WORK REQUEST:
Search the records for the string "trình" and copy every line where it turns up.

EXTRACTED RECORDS:
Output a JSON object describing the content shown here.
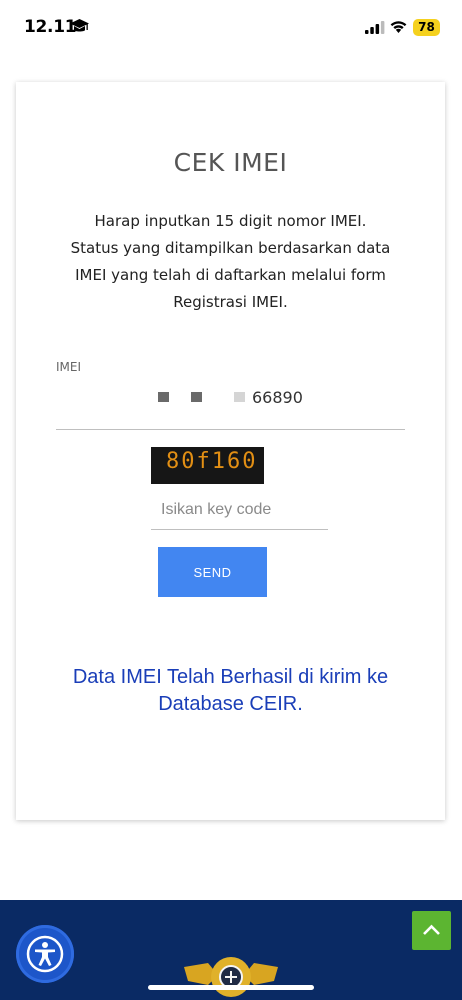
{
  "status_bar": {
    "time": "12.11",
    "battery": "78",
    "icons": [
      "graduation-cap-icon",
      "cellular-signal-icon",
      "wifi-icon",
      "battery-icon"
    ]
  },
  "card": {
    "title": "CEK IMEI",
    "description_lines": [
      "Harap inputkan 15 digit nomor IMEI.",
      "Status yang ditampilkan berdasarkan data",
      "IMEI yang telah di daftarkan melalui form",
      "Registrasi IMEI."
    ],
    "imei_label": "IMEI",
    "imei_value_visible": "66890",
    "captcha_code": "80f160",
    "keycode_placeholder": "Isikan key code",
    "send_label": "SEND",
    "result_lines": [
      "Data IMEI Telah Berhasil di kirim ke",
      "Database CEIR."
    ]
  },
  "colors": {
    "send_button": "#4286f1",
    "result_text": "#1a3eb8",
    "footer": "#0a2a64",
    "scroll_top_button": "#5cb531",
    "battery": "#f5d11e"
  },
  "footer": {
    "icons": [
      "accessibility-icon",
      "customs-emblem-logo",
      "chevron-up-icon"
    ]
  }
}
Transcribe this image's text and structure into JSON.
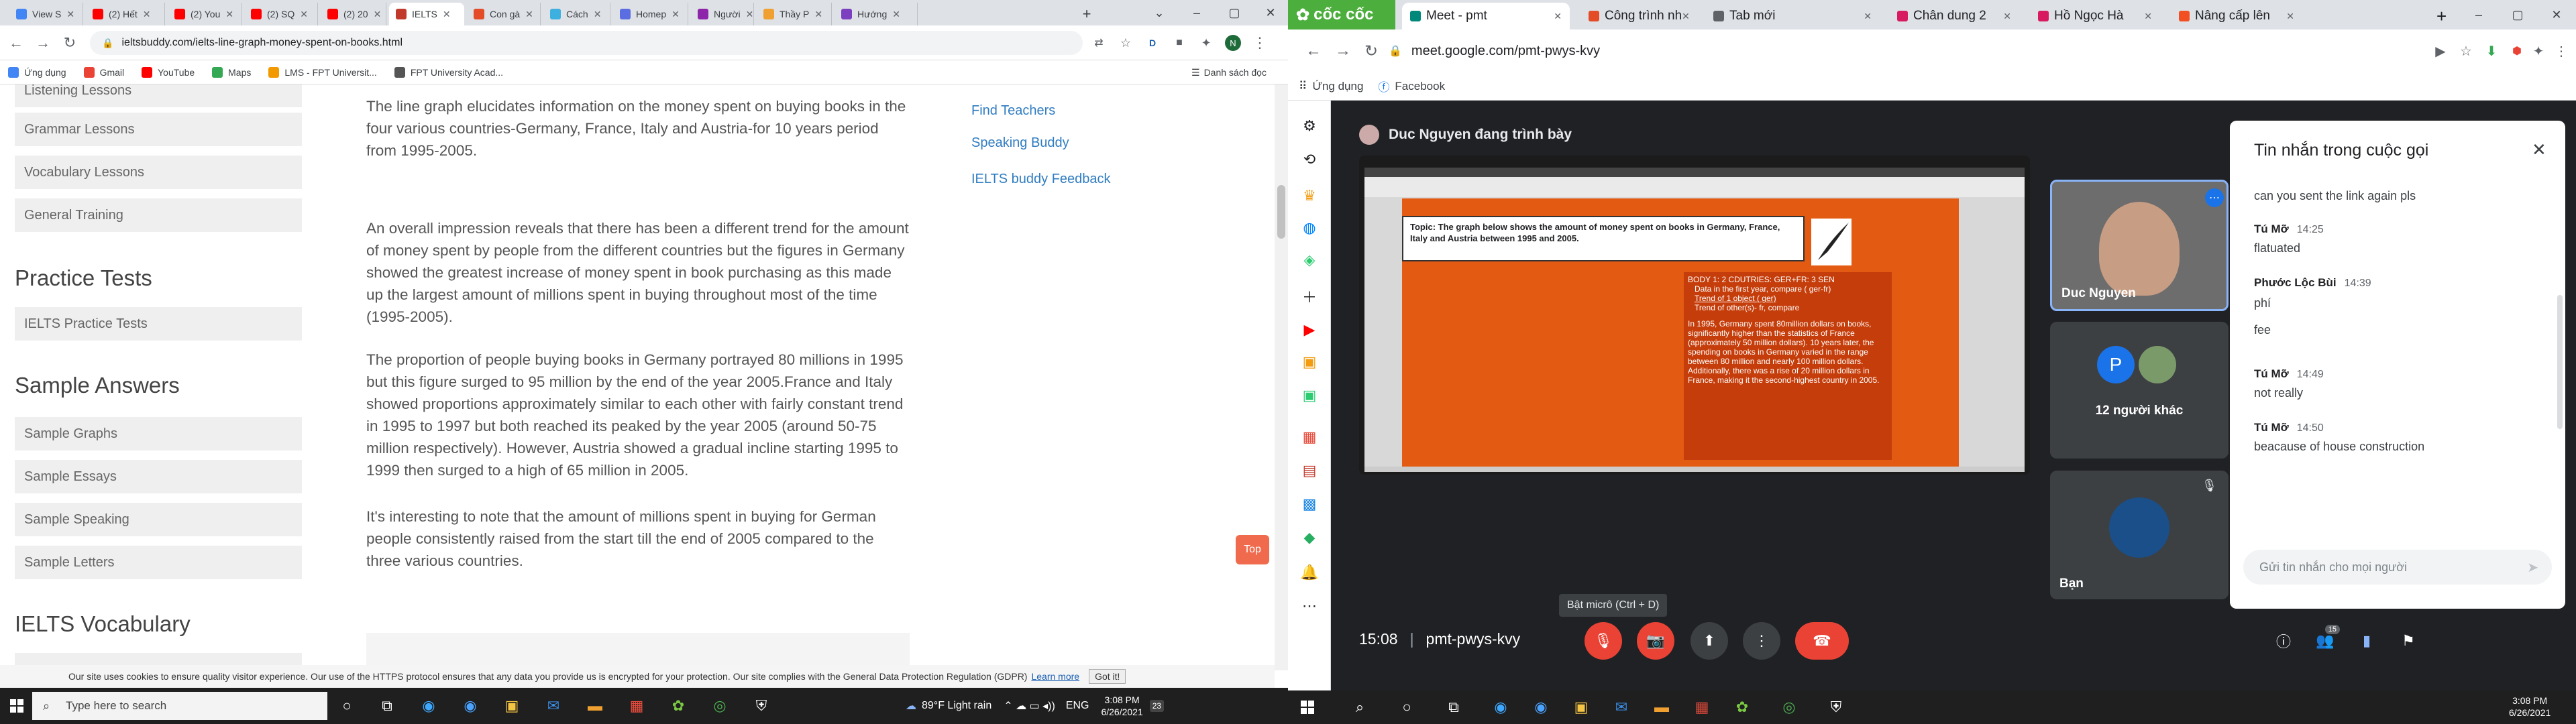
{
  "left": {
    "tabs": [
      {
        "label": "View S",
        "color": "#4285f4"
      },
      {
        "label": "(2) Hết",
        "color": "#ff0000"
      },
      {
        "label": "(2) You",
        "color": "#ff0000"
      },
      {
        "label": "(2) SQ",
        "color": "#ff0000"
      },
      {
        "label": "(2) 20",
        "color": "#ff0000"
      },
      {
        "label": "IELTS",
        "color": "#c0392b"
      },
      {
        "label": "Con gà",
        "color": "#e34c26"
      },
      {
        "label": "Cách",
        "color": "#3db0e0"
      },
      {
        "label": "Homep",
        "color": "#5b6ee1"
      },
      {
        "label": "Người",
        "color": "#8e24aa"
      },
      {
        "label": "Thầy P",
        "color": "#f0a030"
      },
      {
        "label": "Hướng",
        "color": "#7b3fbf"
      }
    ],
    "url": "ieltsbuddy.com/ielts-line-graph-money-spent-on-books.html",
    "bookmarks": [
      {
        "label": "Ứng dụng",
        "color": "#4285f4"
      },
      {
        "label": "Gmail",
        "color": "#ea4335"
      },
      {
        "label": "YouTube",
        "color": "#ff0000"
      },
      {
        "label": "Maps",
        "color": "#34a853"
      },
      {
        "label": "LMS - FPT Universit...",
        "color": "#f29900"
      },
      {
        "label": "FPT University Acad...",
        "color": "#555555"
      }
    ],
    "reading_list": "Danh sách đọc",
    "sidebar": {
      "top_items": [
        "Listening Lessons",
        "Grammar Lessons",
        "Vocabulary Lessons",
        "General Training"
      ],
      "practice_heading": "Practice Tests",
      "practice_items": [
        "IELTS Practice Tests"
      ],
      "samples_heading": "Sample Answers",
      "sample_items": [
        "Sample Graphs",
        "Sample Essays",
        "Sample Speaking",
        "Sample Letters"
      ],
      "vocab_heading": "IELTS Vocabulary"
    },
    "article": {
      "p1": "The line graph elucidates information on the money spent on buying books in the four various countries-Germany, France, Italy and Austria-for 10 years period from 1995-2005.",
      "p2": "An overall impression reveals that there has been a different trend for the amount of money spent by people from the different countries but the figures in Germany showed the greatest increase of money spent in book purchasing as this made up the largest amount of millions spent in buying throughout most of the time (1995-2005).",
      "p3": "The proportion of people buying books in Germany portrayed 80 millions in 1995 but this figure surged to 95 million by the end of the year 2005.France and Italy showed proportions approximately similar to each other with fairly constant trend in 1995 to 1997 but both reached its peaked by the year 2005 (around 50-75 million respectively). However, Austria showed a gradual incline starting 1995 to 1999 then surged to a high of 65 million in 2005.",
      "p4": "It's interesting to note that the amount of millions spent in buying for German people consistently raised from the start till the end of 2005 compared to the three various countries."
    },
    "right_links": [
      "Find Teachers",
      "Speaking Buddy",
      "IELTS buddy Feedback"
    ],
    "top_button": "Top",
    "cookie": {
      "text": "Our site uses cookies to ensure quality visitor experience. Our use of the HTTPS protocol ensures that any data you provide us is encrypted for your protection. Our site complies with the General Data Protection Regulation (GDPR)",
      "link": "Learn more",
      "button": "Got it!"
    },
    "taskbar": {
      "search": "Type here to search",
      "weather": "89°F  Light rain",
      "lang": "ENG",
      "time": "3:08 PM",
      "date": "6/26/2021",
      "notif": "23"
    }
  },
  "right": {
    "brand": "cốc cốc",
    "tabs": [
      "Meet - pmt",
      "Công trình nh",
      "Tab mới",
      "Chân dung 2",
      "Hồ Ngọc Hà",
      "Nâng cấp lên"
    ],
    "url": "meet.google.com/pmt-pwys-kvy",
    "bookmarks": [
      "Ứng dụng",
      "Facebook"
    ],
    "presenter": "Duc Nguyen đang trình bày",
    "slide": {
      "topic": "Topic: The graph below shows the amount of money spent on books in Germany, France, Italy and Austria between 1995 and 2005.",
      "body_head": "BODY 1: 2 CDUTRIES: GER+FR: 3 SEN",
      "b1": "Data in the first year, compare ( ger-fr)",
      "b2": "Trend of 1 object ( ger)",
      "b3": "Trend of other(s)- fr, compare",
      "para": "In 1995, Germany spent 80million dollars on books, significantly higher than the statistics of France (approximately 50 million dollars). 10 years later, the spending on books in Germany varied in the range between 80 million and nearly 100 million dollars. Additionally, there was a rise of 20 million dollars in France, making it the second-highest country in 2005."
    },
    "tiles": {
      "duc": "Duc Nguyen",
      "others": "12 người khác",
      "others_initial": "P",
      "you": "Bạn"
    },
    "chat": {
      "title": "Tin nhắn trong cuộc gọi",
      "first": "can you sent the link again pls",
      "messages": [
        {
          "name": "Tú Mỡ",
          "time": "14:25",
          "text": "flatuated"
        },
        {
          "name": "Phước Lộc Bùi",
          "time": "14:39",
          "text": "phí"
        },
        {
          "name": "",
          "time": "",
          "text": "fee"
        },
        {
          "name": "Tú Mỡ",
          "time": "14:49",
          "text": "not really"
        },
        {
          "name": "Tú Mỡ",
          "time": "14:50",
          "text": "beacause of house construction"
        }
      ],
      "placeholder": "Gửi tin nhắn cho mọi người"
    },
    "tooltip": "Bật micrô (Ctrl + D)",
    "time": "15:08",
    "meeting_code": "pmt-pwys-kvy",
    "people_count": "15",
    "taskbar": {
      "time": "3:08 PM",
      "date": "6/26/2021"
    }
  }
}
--
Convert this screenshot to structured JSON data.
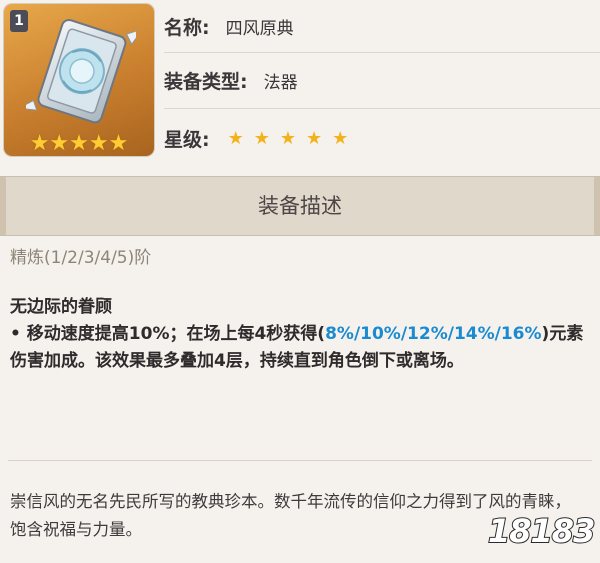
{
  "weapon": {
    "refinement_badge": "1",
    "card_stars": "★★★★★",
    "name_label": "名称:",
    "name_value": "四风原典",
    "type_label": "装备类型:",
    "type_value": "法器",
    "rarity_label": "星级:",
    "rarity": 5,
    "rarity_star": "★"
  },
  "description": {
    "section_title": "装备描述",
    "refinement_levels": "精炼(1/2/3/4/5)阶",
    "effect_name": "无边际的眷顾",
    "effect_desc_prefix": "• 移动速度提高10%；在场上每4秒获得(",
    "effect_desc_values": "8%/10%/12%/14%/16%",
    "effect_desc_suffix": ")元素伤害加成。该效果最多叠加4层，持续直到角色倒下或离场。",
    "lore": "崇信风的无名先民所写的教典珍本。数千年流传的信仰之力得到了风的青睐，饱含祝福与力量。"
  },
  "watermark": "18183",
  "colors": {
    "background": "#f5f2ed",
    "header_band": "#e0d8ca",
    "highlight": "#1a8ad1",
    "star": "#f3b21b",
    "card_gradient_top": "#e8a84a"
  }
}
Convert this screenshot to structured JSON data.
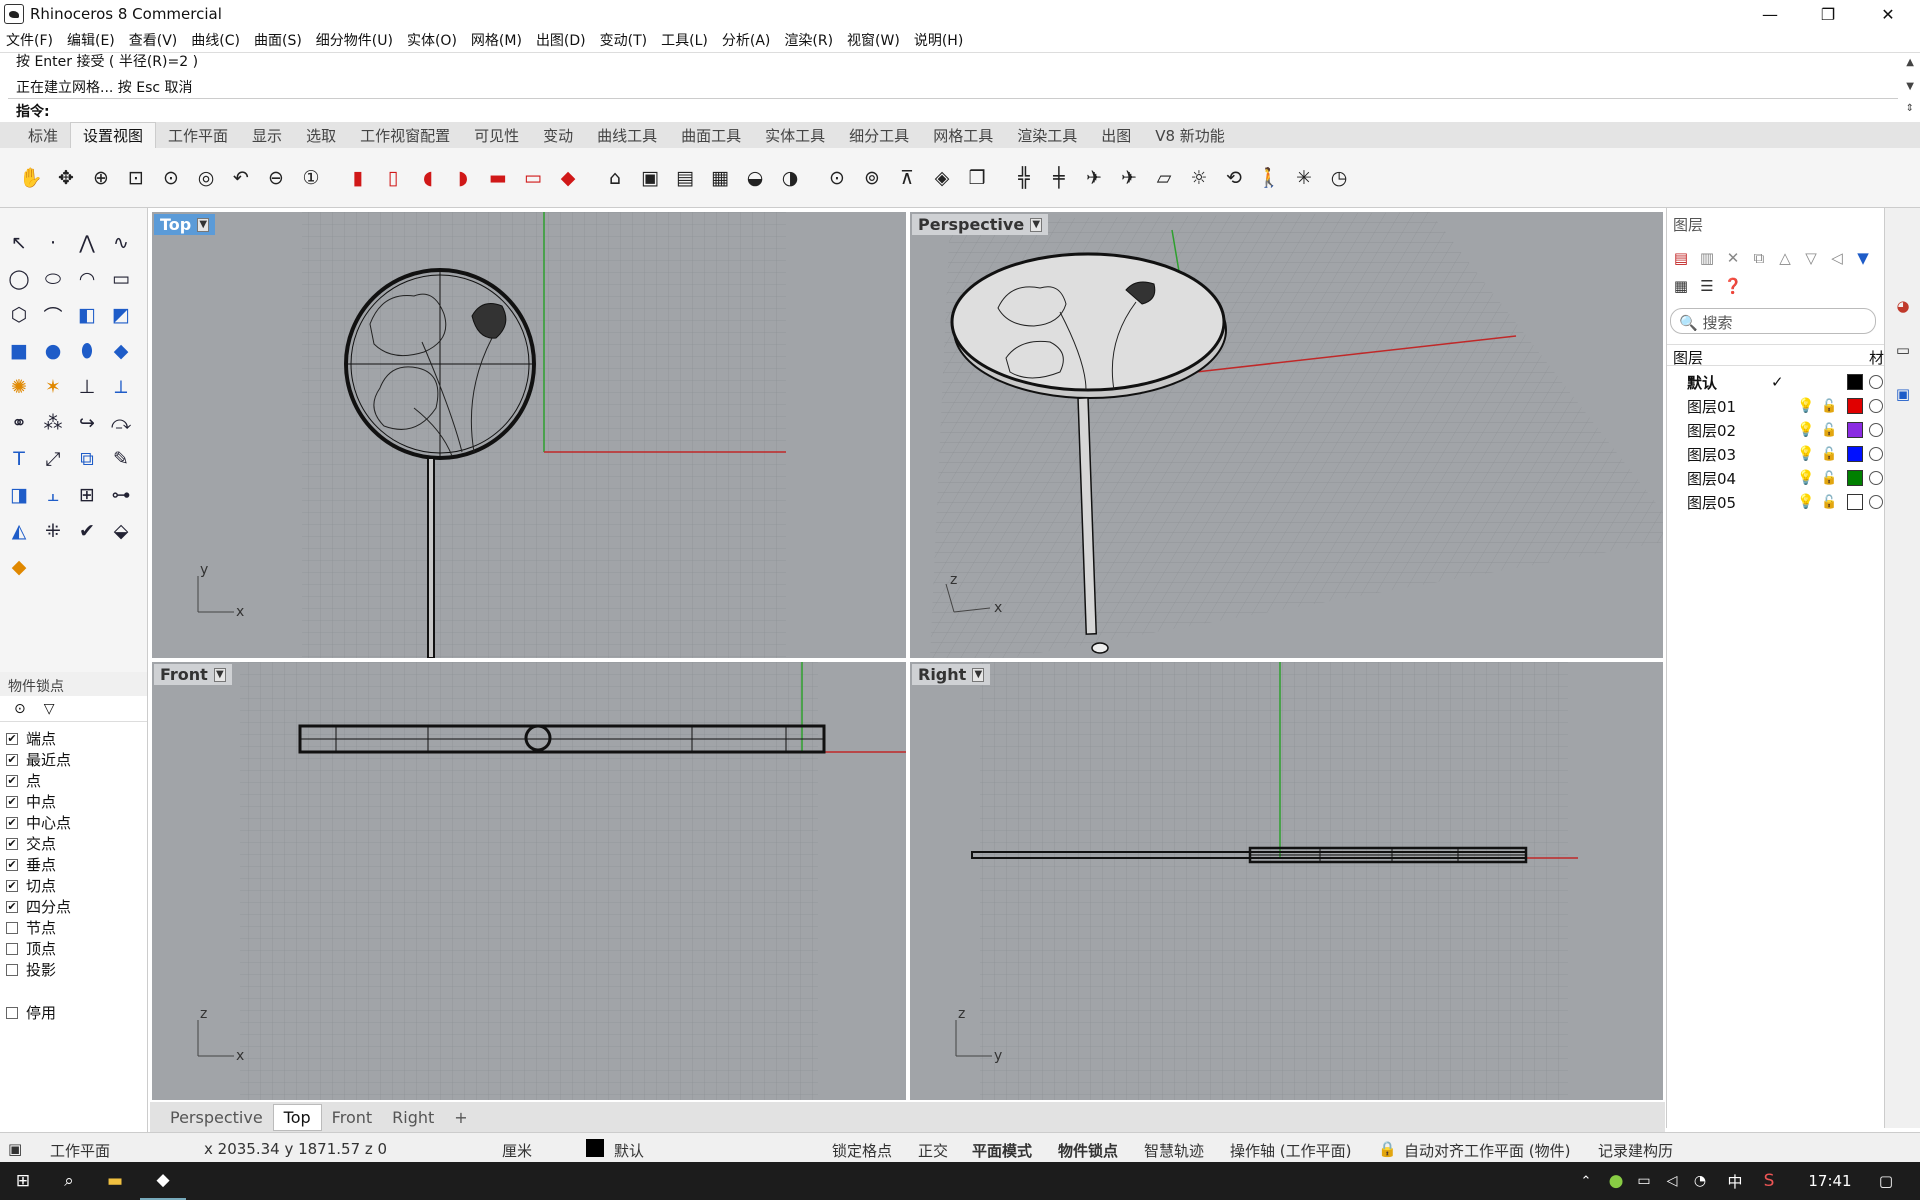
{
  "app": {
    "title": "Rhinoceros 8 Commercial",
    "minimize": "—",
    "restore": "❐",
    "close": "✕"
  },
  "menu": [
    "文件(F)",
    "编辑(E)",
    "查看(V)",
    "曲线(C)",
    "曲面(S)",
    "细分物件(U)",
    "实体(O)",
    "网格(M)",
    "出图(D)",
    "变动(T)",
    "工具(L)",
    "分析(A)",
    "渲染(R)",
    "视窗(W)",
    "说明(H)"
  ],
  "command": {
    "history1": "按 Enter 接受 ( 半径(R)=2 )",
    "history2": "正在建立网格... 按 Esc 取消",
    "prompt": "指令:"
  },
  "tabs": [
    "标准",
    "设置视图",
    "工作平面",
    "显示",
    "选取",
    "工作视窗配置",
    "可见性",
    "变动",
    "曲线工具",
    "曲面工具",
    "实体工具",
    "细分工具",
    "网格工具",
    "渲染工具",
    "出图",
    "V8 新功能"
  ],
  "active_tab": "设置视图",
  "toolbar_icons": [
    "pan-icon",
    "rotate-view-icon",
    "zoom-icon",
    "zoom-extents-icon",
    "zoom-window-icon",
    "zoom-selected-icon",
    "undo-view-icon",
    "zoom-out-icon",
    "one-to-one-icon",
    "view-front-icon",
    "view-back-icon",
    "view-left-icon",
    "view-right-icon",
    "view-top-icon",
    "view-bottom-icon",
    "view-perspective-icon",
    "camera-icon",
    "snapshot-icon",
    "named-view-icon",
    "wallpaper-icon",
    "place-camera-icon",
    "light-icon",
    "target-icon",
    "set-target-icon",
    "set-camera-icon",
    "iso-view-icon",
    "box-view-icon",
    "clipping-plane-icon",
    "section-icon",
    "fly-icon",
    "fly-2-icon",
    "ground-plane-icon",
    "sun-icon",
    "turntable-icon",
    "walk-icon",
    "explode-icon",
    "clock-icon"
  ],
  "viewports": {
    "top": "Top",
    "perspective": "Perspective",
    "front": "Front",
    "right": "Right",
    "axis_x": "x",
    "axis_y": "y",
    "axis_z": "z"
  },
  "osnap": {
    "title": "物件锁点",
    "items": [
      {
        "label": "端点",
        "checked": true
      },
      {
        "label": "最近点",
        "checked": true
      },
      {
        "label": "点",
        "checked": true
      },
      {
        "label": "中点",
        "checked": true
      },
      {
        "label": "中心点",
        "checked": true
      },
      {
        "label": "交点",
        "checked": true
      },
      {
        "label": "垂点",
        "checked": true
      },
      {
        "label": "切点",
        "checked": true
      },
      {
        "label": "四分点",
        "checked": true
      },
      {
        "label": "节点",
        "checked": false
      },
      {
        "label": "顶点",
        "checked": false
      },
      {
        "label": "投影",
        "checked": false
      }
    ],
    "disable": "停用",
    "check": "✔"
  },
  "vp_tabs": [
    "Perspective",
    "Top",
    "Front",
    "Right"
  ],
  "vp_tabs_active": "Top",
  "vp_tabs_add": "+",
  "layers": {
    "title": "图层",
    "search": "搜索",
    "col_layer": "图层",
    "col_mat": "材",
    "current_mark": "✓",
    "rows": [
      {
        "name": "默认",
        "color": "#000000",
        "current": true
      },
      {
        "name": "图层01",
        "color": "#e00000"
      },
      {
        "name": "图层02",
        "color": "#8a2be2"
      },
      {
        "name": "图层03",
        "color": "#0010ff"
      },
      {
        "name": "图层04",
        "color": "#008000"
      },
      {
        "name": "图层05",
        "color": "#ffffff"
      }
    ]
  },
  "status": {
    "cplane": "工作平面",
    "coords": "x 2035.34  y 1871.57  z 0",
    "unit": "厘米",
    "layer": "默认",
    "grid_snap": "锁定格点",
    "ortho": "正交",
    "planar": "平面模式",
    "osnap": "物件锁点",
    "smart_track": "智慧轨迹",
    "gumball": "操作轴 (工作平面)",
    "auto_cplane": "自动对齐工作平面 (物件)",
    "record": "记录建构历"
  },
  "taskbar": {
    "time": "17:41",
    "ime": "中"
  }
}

WRITTEN ANSWER:
      "Công trình nh",
    "presenter": "Duc Nguyen đang trình bày",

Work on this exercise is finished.